When you look at a photograph you have the fact, the “reality” of the image before you. In an instant though, this image begins to release a flood of references. A building, which is objectively the remains or evidence of individual and collective history, transforms itself into something more, the trace of a lived experience which allows the viewer to unfold meaning. With my buildings, I find myself drawn to the remains of the ordinary, commonplace structures neither noteworthy nor original, distinguished by neither architectural nor historic merit. Buildings that serve simply as home or shelter and if valued at all, then in the realm of memory, traces of past experience. With these buildings, I try to convey a monumentality of form, strong and stoic, buildings, which transmit a certain grace, a fragile spirituality, wedding form and content, evidence and experience.
Born in Norfolk, Virginia, Margery Clay shares her time between Paris, Virginia and Cracow; three places where she developed very strong ties and which serve as the scene of operations for her photographic wanderings. Black and white only, her urban images depict fleeting and fragile moment of lives, marked by poetry and fraternal empathy. One of her most impressive works is her series of residential buildings’ shots, buildings located in popular neighbourhoods and photographed at nightfall, clear of any human presence. Under Margery Clay’s gaze, these buildings reach a fragile monumentality, evidenced by the scars and traces of the degradations engraved on their walls.
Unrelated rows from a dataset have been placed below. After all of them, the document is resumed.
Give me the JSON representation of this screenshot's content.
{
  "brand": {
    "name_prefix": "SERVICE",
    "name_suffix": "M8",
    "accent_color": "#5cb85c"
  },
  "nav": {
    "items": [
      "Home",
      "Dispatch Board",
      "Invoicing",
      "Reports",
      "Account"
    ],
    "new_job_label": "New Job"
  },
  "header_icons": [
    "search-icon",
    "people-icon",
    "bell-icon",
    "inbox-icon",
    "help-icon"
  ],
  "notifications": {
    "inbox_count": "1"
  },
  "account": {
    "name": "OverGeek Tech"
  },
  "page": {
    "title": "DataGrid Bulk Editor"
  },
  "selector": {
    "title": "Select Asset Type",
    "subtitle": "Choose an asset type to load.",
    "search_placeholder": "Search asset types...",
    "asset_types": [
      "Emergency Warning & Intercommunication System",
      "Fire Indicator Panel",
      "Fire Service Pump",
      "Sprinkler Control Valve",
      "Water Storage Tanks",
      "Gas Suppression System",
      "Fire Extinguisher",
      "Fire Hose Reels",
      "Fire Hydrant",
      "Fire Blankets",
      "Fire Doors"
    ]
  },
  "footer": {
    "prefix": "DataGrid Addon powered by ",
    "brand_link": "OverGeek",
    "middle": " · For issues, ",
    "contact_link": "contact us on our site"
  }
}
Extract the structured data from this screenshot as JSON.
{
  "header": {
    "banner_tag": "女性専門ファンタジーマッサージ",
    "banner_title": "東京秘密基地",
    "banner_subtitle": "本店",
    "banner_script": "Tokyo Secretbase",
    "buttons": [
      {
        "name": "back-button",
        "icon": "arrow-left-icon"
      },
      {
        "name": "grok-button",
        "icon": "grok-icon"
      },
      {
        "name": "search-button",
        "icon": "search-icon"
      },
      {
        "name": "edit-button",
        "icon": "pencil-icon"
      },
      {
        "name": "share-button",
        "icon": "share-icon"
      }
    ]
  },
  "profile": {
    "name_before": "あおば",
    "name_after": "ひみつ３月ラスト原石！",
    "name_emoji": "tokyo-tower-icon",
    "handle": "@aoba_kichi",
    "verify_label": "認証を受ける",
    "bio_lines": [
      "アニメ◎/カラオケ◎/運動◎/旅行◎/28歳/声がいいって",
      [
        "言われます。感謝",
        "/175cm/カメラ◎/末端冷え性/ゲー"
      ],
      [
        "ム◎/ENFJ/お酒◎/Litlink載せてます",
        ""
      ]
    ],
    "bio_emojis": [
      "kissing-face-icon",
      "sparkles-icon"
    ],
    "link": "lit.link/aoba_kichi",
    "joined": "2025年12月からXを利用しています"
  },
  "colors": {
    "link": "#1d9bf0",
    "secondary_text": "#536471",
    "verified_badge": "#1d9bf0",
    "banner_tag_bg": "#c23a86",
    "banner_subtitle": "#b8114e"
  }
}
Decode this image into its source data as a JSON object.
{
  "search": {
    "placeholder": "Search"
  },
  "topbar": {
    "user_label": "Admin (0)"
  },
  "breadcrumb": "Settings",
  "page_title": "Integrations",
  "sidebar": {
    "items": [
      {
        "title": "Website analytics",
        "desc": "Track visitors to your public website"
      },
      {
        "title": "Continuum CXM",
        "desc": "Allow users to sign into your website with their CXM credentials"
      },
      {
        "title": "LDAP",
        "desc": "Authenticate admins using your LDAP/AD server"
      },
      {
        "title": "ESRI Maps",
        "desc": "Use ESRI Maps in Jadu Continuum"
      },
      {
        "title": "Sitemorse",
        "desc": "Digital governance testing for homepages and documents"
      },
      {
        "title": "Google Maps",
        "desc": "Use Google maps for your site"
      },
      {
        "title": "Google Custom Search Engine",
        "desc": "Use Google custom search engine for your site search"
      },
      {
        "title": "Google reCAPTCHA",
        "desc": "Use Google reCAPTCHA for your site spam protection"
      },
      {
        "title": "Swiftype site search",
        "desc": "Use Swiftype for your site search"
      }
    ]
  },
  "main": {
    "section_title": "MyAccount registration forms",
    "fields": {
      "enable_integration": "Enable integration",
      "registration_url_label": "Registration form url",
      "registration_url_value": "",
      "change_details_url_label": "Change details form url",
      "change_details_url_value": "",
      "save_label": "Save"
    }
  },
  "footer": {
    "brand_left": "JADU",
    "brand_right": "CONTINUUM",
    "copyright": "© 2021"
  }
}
This vulnerability is the metaphor for our human condition and our inevitable disappearance.